YOUR GOAL: Searching the material below, find each line that includes the word "Clearing", and copy it.

SUPPLIED MATERIAL:

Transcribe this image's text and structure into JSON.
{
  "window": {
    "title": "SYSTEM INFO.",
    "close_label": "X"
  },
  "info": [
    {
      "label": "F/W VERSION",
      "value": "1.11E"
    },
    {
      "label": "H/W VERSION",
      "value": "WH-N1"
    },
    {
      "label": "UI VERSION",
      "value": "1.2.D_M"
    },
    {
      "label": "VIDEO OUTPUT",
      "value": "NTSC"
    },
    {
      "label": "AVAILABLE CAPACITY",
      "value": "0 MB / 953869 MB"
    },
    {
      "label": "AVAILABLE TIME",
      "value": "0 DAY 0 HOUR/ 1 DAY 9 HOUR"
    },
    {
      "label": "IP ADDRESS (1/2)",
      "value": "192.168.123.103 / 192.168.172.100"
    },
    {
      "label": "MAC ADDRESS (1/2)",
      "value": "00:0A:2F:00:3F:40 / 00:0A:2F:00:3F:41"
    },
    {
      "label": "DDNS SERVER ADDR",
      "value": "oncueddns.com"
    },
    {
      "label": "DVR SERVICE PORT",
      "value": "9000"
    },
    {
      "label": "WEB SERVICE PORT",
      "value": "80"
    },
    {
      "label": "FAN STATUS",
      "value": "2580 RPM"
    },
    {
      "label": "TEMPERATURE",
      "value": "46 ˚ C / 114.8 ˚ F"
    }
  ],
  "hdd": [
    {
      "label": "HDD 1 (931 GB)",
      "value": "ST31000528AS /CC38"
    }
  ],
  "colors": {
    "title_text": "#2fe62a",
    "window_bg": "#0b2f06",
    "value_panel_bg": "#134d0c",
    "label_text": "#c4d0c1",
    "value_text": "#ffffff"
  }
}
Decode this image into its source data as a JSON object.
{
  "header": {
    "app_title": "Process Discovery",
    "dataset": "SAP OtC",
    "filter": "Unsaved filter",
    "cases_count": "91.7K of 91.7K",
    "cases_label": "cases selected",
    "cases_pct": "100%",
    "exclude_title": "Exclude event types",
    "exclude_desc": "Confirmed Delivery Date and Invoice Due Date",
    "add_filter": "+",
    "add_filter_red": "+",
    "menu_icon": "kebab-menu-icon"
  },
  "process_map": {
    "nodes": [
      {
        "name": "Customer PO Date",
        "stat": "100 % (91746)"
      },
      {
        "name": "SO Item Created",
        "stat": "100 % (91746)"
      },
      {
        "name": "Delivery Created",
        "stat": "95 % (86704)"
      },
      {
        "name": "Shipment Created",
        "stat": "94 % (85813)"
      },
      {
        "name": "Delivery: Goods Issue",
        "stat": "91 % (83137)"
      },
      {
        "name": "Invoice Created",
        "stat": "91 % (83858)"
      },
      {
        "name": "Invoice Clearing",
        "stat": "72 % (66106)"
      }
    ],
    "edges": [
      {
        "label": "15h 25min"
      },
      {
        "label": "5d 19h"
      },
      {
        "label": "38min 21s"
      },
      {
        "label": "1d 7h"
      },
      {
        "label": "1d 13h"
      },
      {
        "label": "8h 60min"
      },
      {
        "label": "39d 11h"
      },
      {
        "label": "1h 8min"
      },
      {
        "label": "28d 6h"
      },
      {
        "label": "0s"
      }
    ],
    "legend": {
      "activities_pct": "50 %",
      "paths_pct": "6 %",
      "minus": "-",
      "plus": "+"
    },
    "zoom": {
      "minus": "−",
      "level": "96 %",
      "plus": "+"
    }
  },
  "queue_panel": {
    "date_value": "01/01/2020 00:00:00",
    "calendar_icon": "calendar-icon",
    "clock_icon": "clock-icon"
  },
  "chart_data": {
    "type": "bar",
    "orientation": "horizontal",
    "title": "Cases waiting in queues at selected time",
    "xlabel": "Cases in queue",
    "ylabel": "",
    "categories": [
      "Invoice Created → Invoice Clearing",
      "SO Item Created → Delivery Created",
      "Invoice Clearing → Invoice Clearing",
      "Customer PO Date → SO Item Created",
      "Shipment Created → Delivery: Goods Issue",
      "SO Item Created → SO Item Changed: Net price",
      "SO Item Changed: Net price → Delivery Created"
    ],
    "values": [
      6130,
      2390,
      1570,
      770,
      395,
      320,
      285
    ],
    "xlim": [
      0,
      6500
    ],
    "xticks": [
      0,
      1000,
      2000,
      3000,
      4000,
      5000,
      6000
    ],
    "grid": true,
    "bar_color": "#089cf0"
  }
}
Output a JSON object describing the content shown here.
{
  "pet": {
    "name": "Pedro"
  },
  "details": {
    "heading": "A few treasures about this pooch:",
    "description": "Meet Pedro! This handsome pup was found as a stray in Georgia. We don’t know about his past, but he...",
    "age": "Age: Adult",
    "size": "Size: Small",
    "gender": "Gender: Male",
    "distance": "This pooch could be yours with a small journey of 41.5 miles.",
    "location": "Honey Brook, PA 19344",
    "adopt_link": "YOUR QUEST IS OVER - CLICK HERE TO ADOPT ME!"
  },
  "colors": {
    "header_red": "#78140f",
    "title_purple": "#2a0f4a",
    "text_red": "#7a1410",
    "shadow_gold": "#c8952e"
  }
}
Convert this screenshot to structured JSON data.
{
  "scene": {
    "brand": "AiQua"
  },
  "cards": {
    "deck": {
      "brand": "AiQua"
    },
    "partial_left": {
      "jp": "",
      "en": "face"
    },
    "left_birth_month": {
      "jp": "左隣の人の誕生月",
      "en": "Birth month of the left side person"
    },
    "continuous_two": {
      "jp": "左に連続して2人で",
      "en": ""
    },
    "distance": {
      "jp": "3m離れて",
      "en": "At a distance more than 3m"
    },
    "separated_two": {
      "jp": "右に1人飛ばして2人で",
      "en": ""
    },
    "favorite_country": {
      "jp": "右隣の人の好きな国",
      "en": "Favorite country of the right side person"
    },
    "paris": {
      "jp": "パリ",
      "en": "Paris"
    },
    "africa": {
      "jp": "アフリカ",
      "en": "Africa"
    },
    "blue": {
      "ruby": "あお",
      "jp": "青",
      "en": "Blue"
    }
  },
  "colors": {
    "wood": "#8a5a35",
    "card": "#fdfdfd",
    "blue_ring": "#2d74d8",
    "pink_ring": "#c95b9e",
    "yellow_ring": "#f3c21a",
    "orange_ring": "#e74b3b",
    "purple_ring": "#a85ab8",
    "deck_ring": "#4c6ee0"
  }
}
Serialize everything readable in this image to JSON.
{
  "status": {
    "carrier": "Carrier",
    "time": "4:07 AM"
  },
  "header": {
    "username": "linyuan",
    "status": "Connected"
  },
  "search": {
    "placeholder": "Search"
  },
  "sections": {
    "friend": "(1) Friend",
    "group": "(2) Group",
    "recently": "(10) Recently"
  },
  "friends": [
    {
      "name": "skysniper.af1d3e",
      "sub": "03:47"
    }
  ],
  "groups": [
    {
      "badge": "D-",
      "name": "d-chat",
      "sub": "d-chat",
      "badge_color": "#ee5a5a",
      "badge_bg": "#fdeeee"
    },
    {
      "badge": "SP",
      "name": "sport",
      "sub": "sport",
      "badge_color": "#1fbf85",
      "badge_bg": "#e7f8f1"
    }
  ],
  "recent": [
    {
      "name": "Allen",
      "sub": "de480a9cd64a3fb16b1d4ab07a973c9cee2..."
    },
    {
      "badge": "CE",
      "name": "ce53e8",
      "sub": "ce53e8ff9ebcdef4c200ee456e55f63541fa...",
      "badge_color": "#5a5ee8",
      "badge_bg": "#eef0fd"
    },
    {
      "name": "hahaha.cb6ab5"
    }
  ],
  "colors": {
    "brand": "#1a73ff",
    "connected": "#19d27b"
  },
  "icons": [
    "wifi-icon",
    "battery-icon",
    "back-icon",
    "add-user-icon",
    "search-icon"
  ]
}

ANSWER SPACE:
        "name": "Invoice Clearing",
      "Invoice Created → Invoice Clearing",
      "Invoice Clearing → Invoice Clearing",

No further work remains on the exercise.